Has Google cracked TV with its Chromecast gizmo?
Chromecast, finally released a few weeks ago, is not Google's first attempt at a TV gizmo. Like Apple it has grappled with television and tried to fold it and the broadcasting model into its web, and so far the stand-alone TV set has struggled free.
But its latest attempt just might ('might' mind you) be the first generation of the thing that will work. It's simple, it's almost completely software-driven, it's cheap and it has that sort of 'ah-ha moment' about it.
Chromecast is a USB dongle that houses a chrome browser (or at least its relevant internal HTML5 engine) and a WiFi transceiver to feed it with streamed content. The user forks over US$35, plugs it into a TV set's USB socket, connects it via WiFi to a tablet/PC/smartphone having downloaded the relevant remote control and channel apps, and bingo. Content can be streamed straight from the Web onto the TV using the tablet/PC/smartphone as the remote control.
The essential thing to fasten on here is that the slave TV is NOT (essentially) a second screen (this seems to have foxed some early reviewers). The concept should be easy for SDN-initiated TelecomTV viewers: the smartphone operates at the control plane, orchestrating validation, setting up the flows and so on. The TV via WiFi operates at the data plane, just taking whatever is streamed to it and presenting it on its screen. In fact, once a stream is flowing, the initiating device (and its owner) can leave the set and its viewers to get on with it.
At present there is some controversy around whether you can stream 'local' content (from your device) direct. Google says it intends to enable this (the classic screen mirroring application - so users can launch video, graphics or whatever from their devices onto the TV) when it finishes off the SDK (software development kit), which brings us to the SDK.
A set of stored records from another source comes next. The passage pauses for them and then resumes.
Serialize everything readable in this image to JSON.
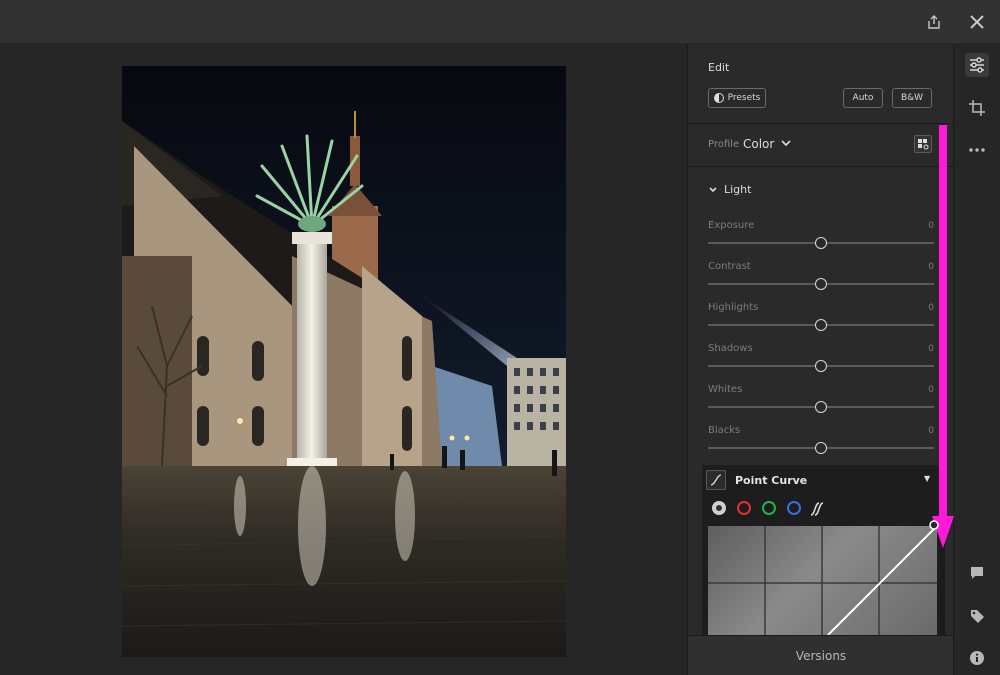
{
  "panel": {
    "title": "Edit",
    "presets_label": "Presets",
    "auto_label": "Auto",
    "bw_label": "B&W",
    "profile_label": "Profile",
    "profile_value": "Color",
    "light_section": "Light",
    "sliders": [
      {
        "label": "Exposure",
        "value": "0",
        "level": 0.5
      },
      {
        "label": "Contrast",
        "value": "0",
        "level": 0.5
      },
      {
        "label": "Highlights",
        "value": "0",
        "level": 0.5
      },
      {
        "label": "Shadows",
        "value": "0",
        "level": 0.5
      },
      {
        "label": "Whites",
        "value": "0",
        "level": 0.5
      },
      {
        "label": "Blacks",
        "value": "0",
        "level": 0.5
      }
    ],
    "point_curve_label": "Point Curve",
    "curve_channels": [
      {
        "name": "rgb",
        "color": "#d0d0d0"
      },
      {
        "name": "red",
        "color": "#e03030"
      },
      {
        "name": "green",
        "color": "#22b24c"
      },
      {
        "name": "blue",
        "color": "#3a6fe0"
      }
    ],
    "versions_label": "Versions"
  },
  "colors": {
    "annotation_arrow": "#ff1ad9",
    "panel_bg": "#2a2a2a"
  },
  "icons": {
    "top": [
      "share-icon",
      "close-icon"
    ],
    "right_top": [
      "edit-sliders-icon",
      "crop-icon",
      "more-icon"
    ],
    "right_bottom": [
      "comment-icon",
      "tag-icon",
      "info-icon"
    ]
  }
}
There is one and Google sees this as the essential part of the puzzle - this will enable big media companies, TV channels and start-up persons working in garages, to bring their own content onto the TV, direct from the Web.. that's the idea.
As usual Google is playing up the openness aspect and just as predictably people are looking for signs of it not living up to its 'no evil' stance. But logic and past behaviour suggests that Google will try to be as open as it can be without bringing the emerging ecosystem to its knees.
This week, for instance, it launched its iOS version, so it expects at least some Apple users to leave their Apple TVs and come on over.
So far, true to the usual form, Google's Chromecast dongle has only been released in the US but it is scheduled for a ROW roll-out over the next months and early indications are that less than a month or so on-sale in the US, it's doing very well.
Now at this point we have to be careful - the art of the "sell-out" has become so rife that all reported sales numbers must be held at the end of a long stick and, with nostrils securely blocked with a strong bulldog clip, sprinkled copiously with salt. The suspicion is that it's now common practice to restrict early distribution at key outlets to create the impression that the units are flying off the shelf faster than anticipated.
Google hasn't said anything about Chromecast sales numbers but it certainly has sold out online. So what might this frenzy (or constructed frenzy) indicate? Doubts aside I think it MIGHT indicate that Google has finally found the magic gizmo.
And that means it's going to be interesting to see how this new assault on the TV set is going to be viewed at IBC. Hit or miss? Threat or opportunity?